Jeryl Brunner: What would you like people to know about the Pasadena Playhouse?
Andy Einhorn: The theater is one of the premier regional theaters and it is a jewel box of a building. When we stepped into the space, it was the first time for many of us being back in a theater in months. We were all overwhelmed but delighted. Danny Feldman, the artistic director there, is a pal of mine and he’s really pushing the boundaries of their programming. For instance, they had a beautiful production of "Little Shop Of Horrors" with MJ Rodriguez as Audrey and George Salazar as Seymour. I think people can expect this theater to be the site of many upcoming groundbreaking works, especially coming out of the pandemic.
Jeryl Brunner: How did you get your start in musical theater and when did you know you had to be an artist?
Andy Einhorn: I’m very fortunate that I had a dream to want to work in musical theater as a kid and it has happened. During this pandemic, all of us are having the chance to reflect, so it’s been a lot of happy thoughts about the past and what all the experiences have meant to me. I grew up in Houston as a child actor and simultaneously took piano lessons. I always wanted to conduct on Broadway and somewhere along the way, I realized I had a stronger desire to be “behind the scenes” creating the work.
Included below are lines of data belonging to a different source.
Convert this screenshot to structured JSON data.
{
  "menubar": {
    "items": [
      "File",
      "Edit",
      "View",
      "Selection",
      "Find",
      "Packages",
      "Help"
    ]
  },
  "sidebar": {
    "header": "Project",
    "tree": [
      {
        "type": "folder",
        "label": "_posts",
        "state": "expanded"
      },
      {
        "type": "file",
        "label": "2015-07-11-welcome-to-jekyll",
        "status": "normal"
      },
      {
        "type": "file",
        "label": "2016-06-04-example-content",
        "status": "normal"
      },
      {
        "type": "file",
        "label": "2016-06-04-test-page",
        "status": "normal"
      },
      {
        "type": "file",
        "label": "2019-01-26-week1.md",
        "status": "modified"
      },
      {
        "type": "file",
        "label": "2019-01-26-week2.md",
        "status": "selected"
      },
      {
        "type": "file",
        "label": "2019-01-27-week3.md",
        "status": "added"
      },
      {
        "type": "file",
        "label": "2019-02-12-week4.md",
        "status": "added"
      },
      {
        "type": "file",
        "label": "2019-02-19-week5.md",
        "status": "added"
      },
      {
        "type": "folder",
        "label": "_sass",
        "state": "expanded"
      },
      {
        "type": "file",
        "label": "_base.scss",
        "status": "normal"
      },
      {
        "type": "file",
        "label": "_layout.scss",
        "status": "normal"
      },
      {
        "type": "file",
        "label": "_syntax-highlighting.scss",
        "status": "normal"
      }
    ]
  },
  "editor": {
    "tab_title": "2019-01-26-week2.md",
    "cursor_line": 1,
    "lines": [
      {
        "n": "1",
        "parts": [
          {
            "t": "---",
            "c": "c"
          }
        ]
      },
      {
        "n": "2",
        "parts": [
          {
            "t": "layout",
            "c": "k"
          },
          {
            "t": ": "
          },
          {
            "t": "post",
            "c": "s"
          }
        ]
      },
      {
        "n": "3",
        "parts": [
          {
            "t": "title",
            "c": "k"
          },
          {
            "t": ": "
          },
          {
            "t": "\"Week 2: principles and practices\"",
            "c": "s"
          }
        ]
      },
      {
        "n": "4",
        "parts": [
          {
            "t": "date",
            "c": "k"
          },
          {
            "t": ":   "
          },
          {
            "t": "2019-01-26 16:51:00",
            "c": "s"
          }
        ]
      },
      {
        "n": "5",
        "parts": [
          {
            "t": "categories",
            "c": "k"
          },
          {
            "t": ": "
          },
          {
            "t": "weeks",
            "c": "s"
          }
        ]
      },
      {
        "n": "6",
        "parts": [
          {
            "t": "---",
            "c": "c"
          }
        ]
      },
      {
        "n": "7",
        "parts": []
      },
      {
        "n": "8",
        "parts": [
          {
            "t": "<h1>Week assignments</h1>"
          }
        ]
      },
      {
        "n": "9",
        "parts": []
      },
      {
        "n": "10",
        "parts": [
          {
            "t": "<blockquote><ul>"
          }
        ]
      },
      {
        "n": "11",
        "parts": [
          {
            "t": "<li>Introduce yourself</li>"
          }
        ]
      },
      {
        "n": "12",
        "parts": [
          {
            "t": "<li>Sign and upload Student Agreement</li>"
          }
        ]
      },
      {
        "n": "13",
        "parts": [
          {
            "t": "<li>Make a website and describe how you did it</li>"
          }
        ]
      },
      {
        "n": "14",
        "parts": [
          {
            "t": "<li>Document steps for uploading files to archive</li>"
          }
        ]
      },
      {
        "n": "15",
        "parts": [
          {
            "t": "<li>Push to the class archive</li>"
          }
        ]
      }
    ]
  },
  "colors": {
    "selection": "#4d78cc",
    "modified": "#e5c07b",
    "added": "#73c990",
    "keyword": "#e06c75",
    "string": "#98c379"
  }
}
I love the process of putting up a show and watching all the elements come together. The tech and preview portion of a run is where the magic happens.